| Exercise requirements |
In the entries below, find each line where the word "smartphone" appears and give only the total count of such lines.

********

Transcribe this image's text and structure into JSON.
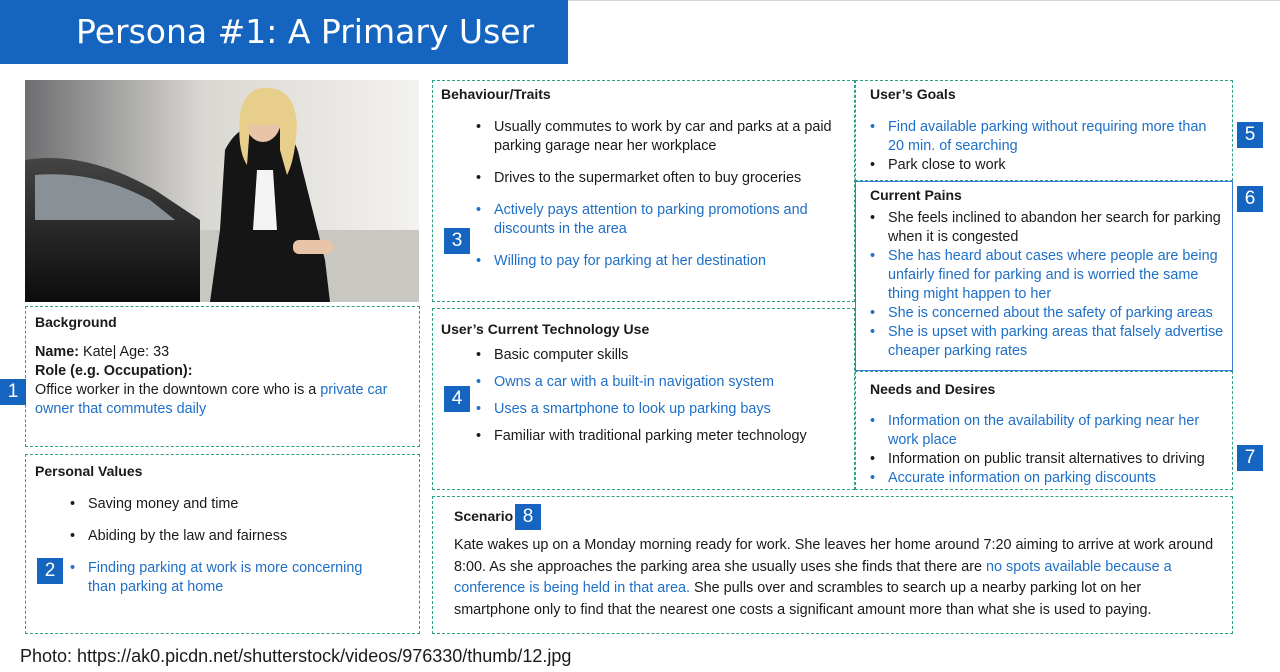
{
  "title": "Persona #1: A Primary User",
  "background": {
    "heading": "Background",
    "name_label": "Name:",
    "name_value": " Kate| Age: 33",
    "role_label": "Role (e.g. Occupation):",
    "role_text": "Office worker in the downtown core who is a ",
    "role_highlight": "private car owner that commutes daily"
  },
  "values": {
    "heading": "Personal Values",
    "items": [
      {
        "text": "Saving money and time",
        "highlight": false
      },
      {
        "text": "Abiding by the law and fairness",
        "highlight": false
      },
      {
        "text": "Finding parking at work is more concerning than parking at home",
        "highlight": true
      }
    ]
  },
  "behaviour": {
    "heading": "Behaviour/Traits",
    "items": [
      {
        "text": "Usually commutes to work by car and parks at a paid parking garage near her workplace",
        "highlight": false
      },
      {
        "text": "Drives to the supermarket often to buy groceries",
        "highlight": false
      },
      {
        "text": "Actively pays attention to parking promotions and discounts in the area",
        "highlight": true
      },
      {
        "text": "Willing to pay for parking at her destination",
        "highlight": true
      }
    ]
  },
  "technology": {
    "heading": "User’s Current Technology Use",
    "items": [
      {
        "text": "Basic computer skills",
        "highlight": false
      },
      {
        "text": "Owns a car with a built-in navigation system",
        "highlight": true
      },
      {
        "text": "Uses a smartphone to look up parking bays",
        "highlight": true
      },
      {
        "text": "Familiar with traditional parking meter technology",
        "highlight": false
      }
    ]
  },
  "goals": {
    "heading": "User’s Goals",
    "items": [
      {
        "text": "Find available parking without requiring more than 20 min. of searching",
        "highlight": true
      },
      {
        "text": "Park close to work",
        "highlight": false
      }
    ]
  },
  "pains": {
    "heading": "Current Pains",
    "items": [
      {
        "text": "She feels inclined to abandon her search for parking when it is congested",
        "highlight": false
      },
      {
        "text": "She has heard about cases where people are being unfairly fined for parking and is worried the same thing might happen to her",
        "highlight": true
      },
      {
        "text": "She is concerned about the safety of parking areas",
        "highlight": true
      },
      {
        "text": "She is upset with parking areas that falsely advertise cheaper parking rates",
        "highlight": true
      }
    ]
  },
  "needs": {
    "heading": "Needs and Desires",
    "items": [
      {
        "text": "Information on the availability of parking near her work place",
        "highlight": true
      },
      {
        "text": "Information on public transit alternatives to driving",
        "highlight": false
      },
      {
        "text": "Accurate information on parking discounts",
        "highlight": true
      }
    ]
  },
  "scenario": {
    "heading": "Scenario",
    "text_1": "Kate wakes up on a Monday morning ready for work. She leaves her home around 7:20 aiming to arrive at work around 8:00. As she approaches the parking area she usually uses she finds that there are ",
    "text_highlight": "no spots available because a conference is being held in that area.",
    "text_2": " She pulls over and scrambles to search up a nearby parking lot on her smartphone only to find that the nearest one costs a significant amount more than what she is used to paying."
  },
  "badges": [
    "1",
    "2",
    "3",
    "4",
    "5",
    "6",
    "7",
    "8"
  ],
  "caption": "Photo: https://ak0.picdn.net/shutterstock/videos/976330/thumb/12.jpg",
  "colors": {
    "accent": "#1565c0",
    "highlight": "#1e6fc8",
    "border": "#2e9e88"
  }
}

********

| Solved problem |
2